YOUR ASSIGNMENT:
Go over the records and copy every line with the string "Directories".

- Opening Delimiter -

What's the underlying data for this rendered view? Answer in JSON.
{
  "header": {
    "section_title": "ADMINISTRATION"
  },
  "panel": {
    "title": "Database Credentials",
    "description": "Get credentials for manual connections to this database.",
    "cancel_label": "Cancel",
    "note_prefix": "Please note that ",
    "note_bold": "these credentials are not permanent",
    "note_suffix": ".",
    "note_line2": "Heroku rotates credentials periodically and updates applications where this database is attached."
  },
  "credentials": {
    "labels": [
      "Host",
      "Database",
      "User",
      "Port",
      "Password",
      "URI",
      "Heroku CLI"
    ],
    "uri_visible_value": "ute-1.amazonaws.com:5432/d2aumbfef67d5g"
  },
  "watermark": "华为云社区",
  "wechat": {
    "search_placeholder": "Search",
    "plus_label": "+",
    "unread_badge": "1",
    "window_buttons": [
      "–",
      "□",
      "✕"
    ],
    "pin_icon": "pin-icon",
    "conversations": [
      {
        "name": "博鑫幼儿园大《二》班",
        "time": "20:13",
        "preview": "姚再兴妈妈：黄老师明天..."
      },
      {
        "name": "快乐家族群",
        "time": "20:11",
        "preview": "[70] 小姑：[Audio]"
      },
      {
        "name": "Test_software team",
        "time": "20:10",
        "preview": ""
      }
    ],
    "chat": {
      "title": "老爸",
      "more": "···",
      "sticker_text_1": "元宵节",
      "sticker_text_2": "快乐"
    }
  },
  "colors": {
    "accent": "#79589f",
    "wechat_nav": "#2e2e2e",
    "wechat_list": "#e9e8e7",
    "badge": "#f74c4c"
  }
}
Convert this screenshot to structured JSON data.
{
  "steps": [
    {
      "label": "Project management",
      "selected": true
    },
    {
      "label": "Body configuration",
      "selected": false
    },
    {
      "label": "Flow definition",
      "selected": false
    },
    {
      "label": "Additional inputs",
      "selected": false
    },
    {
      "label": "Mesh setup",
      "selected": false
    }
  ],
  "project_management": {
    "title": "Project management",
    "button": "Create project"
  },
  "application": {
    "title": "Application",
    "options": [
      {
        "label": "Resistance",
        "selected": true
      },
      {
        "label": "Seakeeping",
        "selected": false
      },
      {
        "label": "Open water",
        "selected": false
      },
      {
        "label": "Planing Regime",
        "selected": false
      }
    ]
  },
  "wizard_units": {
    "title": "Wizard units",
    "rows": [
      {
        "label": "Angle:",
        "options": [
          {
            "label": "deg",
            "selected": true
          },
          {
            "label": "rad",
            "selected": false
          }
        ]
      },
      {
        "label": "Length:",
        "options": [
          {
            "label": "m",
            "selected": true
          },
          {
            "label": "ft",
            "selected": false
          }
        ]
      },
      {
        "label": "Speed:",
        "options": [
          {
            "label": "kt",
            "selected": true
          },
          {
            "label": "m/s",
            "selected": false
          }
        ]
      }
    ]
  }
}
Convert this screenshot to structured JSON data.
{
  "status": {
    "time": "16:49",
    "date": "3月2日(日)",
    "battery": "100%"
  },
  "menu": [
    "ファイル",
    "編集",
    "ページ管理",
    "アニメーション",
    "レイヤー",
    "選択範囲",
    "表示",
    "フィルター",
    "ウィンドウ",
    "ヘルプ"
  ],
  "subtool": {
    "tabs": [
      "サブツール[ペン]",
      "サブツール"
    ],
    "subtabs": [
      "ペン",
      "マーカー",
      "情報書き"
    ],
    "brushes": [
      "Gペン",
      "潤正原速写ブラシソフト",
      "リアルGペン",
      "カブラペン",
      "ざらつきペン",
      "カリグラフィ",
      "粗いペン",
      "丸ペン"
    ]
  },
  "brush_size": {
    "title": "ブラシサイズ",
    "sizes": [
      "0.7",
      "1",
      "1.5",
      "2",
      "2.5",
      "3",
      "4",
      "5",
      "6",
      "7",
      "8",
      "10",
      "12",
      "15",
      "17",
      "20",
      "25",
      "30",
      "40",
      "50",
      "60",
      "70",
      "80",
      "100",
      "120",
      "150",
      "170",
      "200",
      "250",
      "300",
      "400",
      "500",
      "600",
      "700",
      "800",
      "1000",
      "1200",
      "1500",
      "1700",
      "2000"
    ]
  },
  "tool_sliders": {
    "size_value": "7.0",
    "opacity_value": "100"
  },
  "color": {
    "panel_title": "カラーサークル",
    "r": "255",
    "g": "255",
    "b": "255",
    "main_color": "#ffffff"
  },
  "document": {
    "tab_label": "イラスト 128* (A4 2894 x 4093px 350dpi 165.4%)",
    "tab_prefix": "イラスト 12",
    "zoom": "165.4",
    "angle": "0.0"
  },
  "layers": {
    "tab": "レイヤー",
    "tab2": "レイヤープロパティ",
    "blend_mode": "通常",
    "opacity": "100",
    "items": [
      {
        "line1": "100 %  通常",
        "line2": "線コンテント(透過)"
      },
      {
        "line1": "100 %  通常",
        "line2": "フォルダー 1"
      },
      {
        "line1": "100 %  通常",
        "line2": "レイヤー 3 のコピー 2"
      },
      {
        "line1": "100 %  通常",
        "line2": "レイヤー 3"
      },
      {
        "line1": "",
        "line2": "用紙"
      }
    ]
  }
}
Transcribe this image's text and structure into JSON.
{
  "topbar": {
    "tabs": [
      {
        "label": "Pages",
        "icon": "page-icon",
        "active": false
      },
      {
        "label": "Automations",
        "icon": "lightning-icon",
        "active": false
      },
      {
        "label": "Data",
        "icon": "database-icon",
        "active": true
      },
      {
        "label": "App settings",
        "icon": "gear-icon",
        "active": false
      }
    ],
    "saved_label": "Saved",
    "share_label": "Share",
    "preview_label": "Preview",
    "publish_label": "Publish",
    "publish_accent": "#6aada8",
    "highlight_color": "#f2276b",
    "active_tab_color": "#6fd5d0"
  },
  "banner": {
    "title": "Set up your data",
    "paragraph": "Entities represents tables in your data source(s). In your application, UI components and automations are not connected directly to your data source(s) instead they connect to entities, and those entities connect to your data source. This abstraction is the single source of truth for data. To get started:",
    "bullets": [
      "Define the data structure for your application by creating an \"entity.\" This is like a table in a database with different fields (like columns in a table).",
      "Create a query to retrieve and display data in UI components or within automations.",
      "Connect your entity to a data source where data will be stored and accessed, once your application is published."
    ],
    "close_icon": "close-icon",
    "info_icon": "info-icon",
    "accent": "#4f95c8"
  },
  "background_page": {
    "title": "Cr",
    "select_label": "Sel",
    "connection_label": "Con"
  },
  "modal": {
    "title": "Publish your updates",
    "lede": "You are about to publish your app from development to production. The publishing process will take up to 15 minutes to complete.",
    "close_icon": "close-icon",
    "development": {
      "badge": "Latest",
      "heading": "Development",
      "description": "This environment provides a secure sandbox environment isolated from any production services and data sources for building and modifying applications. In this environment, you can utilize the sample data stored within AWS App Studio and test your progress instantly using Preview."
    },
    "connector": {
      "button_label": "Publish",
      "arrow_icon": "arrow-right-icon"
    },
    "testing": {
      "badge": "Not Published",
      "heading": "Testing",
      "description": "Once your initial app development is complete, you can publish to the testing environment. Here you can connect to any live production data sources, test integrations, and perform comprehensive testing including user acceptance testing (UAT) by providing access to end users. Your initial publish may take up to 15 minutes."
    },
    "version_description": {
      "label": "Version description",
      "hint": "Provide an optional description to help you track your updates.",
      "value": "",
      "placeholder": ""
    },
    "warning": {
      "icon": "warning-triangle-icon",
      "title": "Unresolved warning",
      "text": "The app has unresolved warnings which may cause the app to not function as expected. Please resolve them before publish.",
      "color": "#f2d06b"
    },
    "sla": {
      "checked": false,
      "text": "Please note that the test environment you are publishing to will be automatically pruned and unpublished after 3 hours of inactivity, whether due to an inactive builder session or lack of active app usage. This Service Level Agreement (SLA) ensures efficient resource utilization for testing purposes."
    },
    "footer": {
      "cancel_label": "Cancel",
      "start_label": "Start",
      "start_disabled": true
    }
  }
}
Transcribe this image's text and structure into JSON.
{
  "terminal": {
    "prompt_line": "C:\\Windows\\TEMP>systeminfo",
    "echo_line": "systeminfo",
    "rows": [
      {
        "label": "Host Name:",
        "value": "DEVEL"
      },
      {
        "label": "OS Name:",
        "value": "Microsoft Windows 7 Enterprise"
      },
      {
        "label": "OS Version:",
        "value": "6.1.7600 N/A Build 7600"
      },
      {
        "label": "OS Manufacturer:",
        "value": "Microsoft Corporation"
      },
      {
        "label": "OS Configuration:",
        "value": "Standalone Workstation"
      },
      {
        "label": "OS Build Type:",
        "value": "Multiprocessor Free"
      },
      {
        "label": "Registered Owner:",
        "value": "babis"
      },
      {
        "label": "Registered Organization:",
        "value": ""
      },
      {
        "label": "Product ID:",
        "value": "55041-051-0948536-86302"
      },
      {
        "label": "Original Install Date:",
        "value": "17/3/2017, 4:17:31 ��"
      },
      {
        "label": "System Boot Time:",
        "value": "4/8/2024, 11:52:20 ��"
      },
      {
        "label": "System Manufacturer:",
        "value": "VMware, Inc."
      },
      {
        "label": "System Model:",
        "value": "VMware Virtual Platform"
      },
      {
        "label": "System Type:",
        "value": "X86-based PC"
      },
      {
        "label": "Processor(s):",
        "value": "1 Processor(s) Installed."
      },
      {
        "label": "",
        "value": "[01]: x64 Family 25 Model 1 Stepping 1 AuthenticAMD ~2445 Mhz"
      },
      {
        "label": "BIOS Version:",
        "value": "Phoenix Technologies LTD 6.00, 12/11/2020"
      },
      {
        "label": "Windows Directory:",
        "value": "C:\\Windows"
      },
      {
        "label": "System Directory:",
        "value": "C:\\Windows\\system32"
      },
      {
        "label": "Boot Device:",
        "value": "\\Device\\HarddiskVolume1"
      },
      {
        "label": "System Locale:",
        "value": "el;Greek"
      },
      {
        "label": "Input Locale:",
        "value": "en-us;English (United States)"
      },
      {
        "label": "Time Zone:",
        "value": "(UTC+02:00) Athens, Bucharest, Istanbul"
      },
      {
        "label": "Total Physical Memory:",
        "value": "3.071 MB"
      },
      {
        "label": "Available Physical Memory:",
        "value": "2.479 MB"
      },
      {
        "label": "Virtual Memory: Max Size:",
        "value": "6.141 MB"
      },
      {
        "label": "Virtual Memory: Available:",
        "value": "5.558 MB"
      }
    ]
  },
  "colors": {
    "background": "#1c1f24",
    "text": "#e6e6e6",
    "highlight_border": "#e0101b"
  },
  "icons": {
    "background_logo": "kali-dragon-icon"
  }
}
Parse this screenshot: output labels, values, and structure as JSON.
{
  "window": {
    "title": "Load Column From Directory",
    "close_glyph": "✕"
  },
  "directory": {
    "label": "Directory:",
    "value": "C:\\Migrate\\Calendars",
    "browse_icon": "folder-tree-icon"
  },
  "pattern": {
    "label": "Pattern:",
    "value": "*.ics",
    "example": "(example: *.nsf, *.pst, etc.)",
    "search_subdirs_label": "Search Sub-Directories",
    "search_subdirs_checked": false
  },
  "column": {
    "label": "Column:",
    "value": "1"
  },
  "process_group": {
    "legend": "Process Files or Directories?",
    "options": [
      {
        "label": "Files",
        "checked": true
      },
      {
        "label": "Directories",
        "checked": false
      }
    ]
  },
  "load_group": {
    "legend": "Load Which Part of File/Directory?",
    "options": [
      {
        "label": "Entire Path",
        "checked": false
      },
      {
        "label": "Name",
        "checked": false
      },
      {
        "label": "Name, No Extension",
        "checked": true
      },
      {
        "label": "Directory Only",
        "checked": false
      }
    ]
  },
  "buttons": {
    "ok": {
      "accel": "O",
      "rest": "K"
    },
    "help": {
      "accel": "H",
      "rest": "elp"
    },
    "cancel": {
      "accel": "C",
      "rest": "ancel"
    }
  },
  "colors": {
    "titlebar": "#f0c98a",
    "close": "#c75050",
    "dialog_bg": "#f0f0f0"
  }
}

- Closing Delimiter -

SOLUTION FOR THIS PROBLEM:
    "search_subdirs_label": "Search Sub-Directories",
    "legend": "Process Files or Directories?",
        "label": "Directories",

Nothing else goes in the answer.